Naturally it will take a full moon-width for the moon to go from first entering anything larger than it to being fully within it. For example, this graphic shows the moon staying within the earth’s umbra (i.e. the shadow where the sun is completely obscured behind the earth) for a long time, longer than it takes to travel one moon-width, because of course the earth appears larger in the sky from the moon than the moon does from the earth (the distance being the same but the earth being larger than the moon). (This is your point in the last paragraph.)
My point of confusion is this: I thought that maybe it could stay in the penumbra a long time before reaching the umbra. So now I’m trying to wrap my brain around this. You’re saying it is not possible for the entire moon to be experiencing a partial solar eclipse; that as soon as the last part of the moon that faces the earth reaches partial solar eclipse, the first part will see a total solar eclipse. (That is the part that starts looking to us like a bite was taken out of the moon.) I’m willing to believe this but for some reason I can’t picture it.
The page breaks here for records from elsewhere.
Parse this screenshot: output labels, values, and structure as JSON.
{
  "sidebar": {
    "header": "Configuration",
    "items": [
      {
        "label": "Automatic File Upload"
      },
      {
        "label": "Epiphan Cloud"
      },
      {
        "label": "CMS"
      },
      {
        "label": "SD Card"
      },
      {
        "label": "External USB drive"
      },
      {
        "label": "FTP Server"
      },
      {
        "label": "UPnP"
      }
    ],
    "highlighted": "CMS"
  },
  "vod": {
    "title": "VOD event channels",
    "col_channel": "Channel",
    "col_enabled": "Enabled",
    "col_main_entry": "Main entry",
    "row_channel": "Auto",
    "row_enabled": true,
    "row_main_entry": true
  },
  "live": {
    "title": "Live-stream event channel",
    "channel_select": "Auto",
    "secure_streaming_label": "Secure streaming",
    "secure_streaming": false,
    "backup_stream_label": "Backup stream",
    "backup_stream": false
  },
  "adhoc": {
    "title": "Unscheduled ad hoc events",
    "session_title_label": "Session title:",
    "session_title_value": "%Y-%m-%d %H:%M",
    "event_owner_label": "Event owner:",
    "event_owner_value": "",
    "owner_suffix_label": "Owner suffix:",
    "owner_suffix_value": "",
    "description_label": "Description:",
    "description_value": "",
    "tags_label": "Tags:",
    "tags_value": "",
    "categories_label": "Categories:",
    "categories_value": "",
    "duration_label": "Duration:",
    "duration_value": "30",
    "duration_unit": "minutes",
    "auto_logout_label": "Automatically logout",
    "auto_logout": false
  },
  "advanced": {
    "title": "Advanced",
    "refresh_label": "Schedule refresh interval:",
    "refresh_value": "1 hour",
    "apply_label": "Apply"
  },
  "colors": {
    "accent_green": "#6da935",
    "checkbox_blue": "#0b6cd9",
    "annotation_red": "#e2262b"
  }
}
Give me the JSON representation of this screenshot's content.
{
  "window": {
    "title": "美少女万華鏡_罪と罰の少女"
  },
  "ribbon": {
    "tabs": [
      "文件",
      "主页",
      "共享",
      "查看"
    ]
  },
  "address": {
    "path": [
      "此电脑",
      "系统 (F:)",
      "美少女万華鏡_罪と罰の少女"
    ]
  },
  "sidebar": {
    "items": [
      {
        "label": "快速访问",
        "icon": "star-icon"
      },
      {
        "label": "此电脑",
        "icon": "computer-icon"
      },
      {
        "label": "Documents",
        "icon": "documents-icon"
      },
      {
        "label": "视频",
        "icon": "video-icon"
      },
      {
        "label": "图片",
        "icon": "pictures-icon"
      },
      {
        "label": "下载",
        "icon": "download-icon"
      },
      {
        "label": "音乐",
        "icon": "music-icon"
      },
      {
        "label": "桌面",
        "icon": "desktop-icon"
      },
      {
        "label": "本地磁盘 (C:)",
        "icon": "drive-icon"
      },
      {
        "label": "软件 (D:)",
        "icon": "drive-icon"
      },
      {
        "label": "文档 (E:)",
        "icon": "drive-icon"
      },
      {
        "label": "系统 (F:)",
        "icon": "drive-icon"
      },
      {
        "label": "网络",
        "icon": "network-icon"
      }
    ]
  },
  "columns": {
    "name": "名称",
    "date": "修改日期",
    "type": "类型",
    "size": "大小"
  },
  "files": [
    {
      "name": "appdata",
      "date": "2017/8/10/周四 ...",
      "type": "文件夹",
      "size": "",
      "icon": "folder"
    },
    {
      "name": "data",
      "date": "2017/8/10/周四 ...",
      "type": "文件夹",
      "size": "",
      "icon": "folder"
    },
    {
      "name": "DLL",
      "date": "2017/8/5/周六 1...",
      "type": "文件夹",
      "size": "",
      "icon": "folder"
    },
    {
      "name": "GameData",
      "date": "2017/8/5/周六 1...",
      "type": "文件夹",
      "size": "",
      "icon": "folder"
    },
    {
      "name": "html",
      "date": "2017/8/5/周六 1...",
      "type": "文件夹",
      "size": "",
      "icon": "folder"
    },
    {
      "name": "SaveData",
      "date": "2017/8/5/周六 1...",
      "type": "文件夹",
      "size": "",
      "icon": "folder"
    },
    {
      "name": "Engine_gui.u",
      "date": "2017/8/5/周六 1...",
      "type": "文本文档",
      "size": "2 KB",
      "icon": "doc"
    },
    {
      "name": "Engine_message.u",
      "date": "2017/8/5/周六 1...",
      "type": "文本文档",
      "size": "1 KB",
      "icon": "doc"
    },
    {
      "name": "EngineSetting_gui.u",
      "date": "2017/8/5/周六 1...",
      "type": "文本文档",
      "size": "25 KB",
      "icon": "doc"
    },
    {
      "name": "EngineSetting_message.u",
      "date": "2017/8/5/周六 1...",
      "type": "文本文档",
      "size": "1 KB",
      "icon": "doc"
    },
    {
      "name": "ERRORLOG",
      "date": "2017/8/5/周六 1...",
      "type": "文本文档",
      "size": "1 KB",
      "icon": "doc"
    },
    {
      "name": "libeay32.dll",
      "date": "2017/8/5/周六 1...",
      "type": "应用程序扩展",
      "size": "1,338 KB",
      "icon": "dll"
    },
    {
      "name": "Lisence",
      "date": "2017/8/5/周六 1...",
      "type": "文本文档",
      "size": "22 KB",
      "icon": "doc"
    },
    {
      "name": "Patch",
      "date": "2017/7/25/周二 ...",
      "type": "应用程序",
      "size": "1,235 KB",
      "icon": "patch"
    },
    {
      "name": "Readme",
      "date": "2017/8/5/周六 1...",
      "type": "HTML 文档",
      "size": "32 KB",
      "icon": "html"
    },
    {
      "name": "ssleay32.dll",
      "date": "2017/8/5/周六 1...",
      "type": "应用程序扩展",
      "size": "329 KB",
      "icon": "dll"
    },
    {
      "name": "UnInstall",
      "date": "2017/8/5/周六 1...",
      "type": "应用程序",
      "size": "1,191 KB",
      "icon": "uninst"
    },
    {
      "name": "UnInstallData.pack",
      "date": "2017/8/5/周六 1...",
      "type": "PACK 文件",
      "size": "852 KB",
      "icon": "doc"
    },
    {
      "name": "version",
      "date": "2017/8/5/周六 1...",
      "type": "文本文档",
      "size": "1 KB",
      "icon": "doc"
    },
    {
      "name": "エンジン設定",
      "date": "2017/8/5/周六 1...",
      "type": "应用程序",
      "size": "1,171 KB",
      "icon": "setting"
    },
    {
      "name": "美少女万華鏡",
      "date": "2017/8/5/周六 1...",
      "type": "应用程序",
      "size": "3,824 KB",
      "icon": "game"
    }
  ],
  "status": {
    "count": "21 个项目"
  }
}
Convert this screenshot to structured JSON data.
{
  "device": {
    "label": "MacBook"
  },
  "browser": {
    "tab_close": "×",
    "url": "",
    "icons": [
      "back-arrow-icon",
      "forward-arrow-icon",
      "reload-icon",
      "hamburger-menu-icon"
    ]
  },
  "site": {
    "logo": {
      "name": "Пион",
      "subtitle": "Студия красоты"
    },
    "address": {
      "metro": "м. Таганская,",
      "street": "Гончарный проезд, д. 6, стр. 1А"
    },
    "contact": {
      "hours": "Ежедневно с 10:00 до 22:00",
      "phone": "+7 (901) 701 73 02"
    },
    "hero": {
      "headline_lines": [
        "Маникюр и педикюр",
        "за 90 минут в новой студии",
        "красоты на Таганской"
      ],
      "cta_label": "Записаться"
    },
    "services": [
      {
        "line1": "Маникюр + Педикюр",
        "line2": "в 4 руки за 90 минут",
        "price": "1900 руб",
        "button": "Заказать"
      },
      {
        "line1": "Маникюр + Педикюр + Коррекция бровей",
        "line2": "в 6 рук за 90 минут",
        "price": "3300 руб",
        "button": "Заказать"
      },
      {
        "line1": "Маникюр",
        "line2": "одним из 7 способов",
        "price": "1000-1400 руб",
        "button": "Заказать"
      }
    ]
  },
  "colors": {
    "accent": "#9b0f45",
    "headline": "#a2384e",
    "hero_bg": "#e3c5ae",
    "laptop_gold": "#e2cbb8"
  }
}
If shown from space, it’s impossible for a picture of the situation to be to scale so that sun, earth, and moon are all visible, because the sun is so much larger. I imagine that’s why I’m so confused.